“Do as I say and not as I do.” Hopefully we as parents don’t use this line anymore.
Children naturally imitate what their parents do and how they live, but they don’t oftentimes listen to their words. How frustrating! So, what does this mean for us as parents? How should this affect our style of parenting?
We can’t merely tell our children what to do; we must model lives worth imitating. In fact, our actions–not our words and instructions–are a more successful indicator of our children’s behavior now and in the future.
The mistake I made in my early parenting years was focusing too much on what my kids were doing and how they were acting instead of focusing on my own issues. I thought my job was to attempt to control their behavior in order for them to begin acting appropriately. I never thought to look at myself and how my inward state affected my children.
Then, several years ago, God did some major work in my heart. One of the first fruits of His work in my life was the ability to let go of my perfectionism. My son also dealt with perfectionism and my response to him had always been mere words–“Just let it go,” “Be easy on yourself,” “It’s ok to make mistakes.” My words had absolutely no affect, but when I began giving myself grace for my mistakes, my son followed suit and began finding the grace for himself. My heart healing resulted in his heart healing!
What a revelation this was! As hard as it is to admit that our children’s mental and behavioral issues are oftentimes learned from us, their parents, it is also so freeing and reassuring to know there’s a solution.
It starts with us.
We naturally replicate in our environment what we have cultivated in our hearts. For example, that person you know who is the life of the party. It doesn’t matter where they are, they bring fun into the environment because that’s just who they are. If you’re married, have you noticed how you and your spouse feed off each other? If my husband starts cleaning, I often get the motivation to clean also. If I start working out, he gets the motivation to do the same.
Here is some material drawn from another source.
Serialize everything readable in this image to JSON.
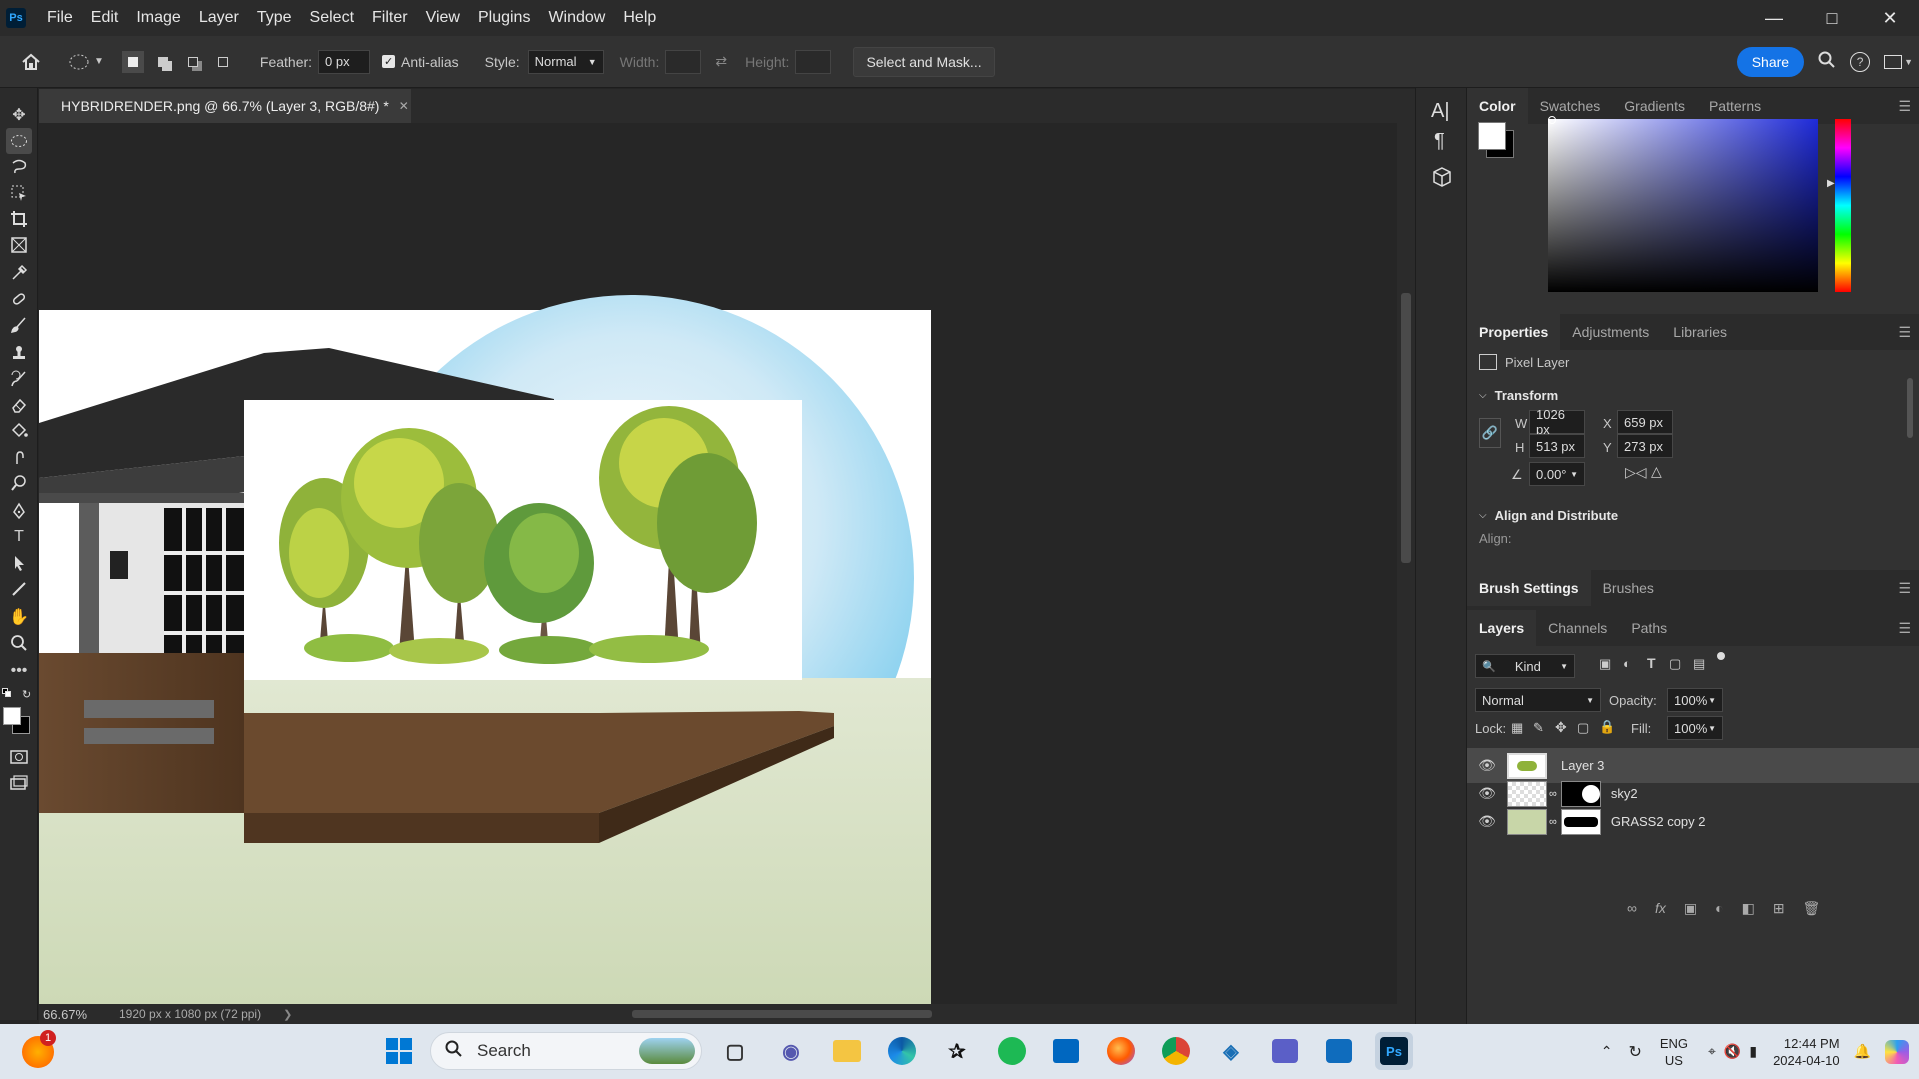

This concept is more evident in our children who are receiving directly from us. They watch our lives closely and imitate us. And it’s not just our behavior that they imitate; it’s our character and heart conditions that get passed on also. A mother may do all she can to hide her body insecurities from her daughter, but she still finds her little one looking at herself in the mirror and evaluating her body. We can’t usually hide these things. They come out in our children.
Now, not all of our children’s issues come from us. And not all of our positive character traits and healthy habits will be passed on to our children. Even so, it is worth considering this idea when we see negative behaviors and patterns pop up in them. Be honest with yourself and ask God if He is showing you these traits in your children as a signal to you.
You can do something about it! You can surrender your heart to the ultimate Physician and then see how your healing affects your children.
“Search me, O God, and know my heart;
test me and know my anxious thoughts.
See if there is any offensive way in me,
and lead me in the way everlasting.”